**WHAT YOU ARE ASKED TO DO:** Please give an exact copy of every line from the one holding "Read all visible content and emit it as JSON." through the final line of the records below.
______________________________
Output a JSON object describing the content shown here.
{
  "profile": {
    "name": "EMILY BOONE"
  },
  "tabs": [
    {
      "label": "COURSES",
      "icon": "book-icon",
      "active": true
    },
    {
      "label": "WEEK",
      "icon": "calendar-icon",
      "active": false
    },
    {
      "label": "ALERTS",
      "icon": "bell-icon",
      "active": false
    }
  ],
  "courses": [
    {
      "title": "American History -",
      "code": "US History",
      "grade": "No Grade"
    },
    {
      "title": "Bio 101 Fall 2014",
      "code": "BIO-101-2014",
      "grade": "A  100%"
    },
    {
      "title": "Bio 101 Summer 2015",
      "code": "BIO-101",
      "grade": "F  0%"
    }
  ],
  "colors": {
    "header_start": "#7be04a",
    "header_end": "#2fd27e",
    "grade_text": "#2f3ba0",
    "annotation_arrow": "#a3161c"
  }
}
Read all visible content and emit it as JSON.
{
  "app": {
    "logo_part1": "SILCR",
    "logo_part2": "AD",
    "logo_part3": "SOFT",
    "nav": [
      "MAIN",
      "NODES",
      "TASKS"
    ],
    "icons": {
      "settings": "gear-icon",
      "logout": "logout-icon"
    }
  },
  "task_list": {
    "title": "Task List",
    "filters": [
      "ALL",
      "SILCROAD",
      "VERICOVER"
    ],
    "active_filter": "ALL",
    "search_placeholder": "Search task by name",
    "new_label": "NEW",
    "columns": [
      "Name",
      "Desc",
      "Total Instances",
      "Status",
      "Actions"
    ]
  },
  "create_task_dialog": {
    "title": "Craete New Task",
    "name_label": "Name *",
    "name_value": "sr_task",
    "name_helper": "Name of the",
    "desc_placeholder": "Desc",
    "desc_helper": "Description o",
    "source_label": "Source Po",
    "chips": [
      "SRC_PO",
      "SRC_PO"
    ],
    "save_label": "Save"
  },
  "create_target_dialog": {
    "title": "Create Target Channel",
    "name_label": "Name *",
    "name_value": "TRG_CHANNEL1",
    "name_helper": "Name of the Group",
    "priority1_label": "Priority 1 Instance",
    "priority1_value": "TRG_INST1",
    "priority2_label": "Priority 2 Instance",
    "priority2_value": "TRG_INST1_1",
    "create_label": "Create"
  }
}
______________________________
**EXERCISE OUTPUT:**
Read all visible content and emit it as JSON.
{
  "app": {
    "logo_part1": "SILCR",
    "logo_part2": "AD",
    "logo_part3": "SOFT",
    "nav": [
      "MAIN",
      "NODES",
      "TASKS"
    ],
    "icons": {
      "settings": "gear-icon",
      "logout": "logout-icon"
    }
  },
  "task_list": {
    "title": "Task List",
    "filters": [
      "ALL",
      "SILCROAD",
      "VERICOVER"
    ],
    "active_filter": "ALL",
    "search_placeholder": "Search task by name",
    "new_label": "NEW",
    "columns": [
      "Name",
      "Desc",
      "Total Instances",
      "Status",
      "Actions"
    ]
  },
  "create_task_dialog": {
    "title": "Craete New Task",
    "name_label": "Name *",
    "name_value": "sr_task",
    "name_helper": "Name of the",
    "desc_placeholder": "Desc",
    "desc_helper": "Description o",
    "source_label": "Source Po",
    "chips": [
      "SRC_PO",
      "SRC_PO"
    ],
    "save_label": "Save"
  },
  "create_target_dialog": {
    "title": "Create Target Channel",
    "name_label": "Name *",
    "name_value": "TRG_CHANNEL1",
    "name_helper": "Name of the Group",
    "priority1_label": "Priority 1 Instance",
    "priority1_value": "TRG_INST1",
    "priority2_label": "Priority 2 Instance",
    "priority2_value": "TRG_INST1_1",
    "create_label": "Create"
  }
}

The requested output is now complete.